Charles has been busy lately; he authored a wonderful essay in this week’s electionlineWeekly on surveys of voter experience conducted in New Jersey and Virginia, immediately following their November 2009 gubernatorial elections. The essay, “Election administration in N.J. and Va. gubernatorial elections: Survey shows satisfaction with election day, mixed views on voter confidence”, presents some preliminary results from this on-going project headed by Charles.
Here’s a summary from the article of some of the key results:
The November 2009 study was a part of the Survey of the Performance of American Elections series that has been funded by the Pew Center on the States’ Election Initiative. Previous surveys were conducted immediately following the November 2007 gubernatorial elections in Kentucky, Louisiana, and Mississippi; the February 2008 ―Super Tuesday presidential primary; and the November 2008 presidential election.
As with past surveys, voters in New Jersey and Virginia reported overall high levels of satisfaction with their experience in the most recent election.

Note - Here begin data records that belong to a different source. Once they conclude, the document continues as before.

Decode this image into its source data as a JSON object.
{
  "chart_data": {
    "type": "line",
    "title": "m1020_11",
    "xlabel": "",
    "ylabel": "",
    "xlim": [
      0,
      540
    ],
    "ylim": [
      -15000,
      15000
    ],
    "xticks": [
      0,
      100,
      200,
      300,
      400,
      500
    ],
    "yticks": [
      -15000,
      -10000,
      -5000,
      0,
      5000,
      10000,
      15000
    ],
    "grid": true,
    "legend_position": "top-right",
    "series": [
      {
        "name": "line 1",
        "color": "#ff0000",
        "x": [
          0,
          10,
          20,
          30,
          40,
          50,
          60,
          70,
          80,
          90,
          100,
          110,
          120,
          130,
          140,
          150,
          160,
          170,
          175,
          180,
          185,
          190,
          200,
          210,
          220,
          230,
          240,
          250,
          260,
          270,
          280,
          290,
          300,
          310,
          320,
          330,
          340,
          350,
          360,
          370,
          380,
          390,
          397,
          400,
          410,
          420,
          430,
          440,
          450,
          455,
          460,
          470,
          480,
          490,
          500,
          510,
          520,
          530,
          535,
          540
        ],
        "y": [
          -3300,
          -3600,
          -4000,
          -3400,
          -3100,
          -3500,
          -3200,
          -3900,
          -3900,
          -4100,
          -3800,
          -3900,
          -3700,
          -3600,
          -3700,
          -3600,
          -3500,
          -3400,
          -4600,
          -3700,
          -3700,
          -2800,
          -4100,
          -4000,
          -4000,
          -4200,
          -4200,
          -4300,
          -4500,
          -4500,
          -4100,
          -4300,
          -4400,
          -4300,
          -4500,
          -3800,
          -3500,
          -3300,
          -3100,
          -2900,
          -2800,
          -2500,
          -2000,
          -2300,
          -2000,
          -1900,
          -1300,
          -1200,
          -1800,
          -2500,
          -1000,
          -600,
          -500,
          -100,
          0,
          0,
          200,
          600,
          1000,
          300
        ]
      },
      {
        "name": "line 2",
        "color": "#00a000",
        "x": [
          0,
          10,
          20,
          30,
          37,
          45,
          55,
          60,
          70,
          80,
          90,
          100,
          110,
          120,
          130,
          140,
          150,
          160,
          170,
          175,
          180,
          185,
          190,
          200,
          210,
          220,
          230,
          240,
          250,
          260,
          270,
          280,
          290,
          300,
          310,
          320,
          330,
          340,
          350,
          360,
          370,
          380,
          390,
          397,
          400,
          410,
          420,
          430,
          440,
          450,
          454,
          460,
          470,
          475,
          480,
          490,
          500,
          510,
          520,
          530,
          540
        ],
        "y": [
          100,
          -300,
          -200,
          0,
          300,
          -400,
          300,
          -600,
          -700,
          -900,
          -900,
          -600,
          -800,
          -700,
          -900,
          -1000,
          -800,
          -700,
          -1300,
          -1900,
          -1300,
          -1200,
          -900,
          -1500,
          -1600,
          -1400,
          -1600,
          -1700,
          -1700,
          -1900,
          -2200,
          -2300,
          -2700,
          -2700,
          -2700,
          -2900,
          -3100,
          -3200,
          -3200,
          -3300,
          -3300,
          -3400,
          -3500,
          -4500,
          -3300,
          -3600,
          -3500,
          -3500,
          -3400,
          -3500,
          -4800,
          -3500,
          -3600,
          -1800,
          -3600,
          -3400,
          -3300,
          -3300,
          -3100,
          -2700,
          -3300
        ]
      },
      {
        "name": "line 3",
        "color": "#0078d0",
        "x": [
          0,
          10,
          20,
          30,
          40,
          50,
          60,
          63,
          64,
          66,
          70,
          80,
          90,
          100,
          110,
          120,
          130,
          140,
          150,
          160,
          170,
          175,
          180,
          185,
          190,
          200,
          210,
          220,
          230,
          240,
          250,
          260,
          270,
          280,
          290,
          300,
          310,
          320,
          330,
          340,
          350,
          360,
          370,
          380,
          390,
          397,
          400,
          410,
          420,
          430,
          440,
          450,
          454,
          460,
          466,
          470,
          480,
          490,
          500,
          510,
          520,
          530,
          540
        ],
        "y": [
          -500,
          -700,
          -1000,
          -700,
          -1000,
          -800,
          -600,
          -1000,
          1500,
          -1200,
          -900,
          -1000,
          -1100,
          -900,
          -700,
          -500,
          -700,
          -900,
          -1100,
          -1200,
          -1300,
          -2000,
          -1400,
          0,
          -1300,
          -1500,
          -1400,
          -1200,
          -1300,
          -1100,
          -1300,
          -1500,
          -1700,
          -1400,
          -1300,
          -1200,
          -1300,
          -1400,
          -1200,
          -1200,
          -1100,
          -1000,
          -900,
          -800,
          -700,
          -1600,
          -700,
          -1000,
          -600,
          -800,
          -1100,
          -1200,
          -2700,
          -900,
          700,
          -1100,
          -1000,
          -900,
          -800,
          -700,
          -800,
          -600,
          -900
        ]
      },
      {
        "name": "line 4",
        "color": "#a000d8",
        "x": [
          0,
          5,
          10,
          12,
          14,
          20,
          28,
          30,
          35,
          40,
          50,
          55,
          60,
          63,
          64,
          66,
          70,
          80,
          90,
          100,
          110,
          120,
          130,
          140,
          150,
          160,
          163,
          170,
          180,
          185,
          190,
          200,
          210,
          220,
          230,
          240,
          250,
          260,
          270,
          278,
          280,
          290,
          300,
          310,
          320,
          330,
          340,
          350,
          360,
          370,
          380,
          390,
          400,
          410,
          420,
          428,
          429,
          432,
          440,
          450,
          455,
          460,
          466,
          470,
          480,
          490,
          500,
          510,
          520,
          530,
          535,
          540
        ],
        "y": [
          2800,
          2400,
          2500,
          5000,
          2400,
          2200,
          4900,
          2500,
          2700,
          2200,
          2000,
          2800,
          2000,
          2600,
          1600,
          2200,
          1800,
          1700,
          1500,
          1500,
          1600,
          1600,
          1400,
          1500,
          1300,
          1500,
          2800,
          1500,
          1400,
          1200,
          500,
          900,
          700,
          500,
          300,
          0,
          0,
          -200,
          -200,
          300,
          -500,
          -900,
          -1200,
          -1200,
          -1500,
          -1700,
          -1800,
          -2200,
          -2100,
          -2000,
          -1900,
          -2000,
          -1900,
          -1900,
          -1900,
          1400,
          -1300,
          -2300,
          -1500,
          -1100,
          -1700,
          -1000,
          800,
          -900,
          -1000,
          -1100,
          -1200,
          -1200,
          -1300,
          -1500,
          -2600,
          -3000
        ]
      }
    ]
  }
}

In New Jersey, 94 percent of respondents stated that it was ―very easy to find their polling place; 90 percent said their polling places were run ―very well; 2 percent encountered problems with their voter registration; 97 percent waited five minutes or less to vote; 1 percent encountered problems with the voting equipment; and 68 percent reported they were ―very confident their vote was counted as cast.
Respondents in Virginia reported similar experiences: 93 percent said it was ―very easy to find their polling place; 88 percent said their polling places were run ―very well; 1 percent reported problems with their voter registration; 93 percent waited five minutes or less to vote; 1 percent encountered problems with the voting equipment; and 75 percent reported they were ―very confident their vote was counted as cast.
One issue that has emerged since the controversial 2000 presidential election is that election administration has become more subject to partisan conflict, and voters have begun to interpret the fairness of elections from the perspective of whether their candidate won. The results from the 2009 survey, combined with results from previous surveys in this series, help to illustrate this point.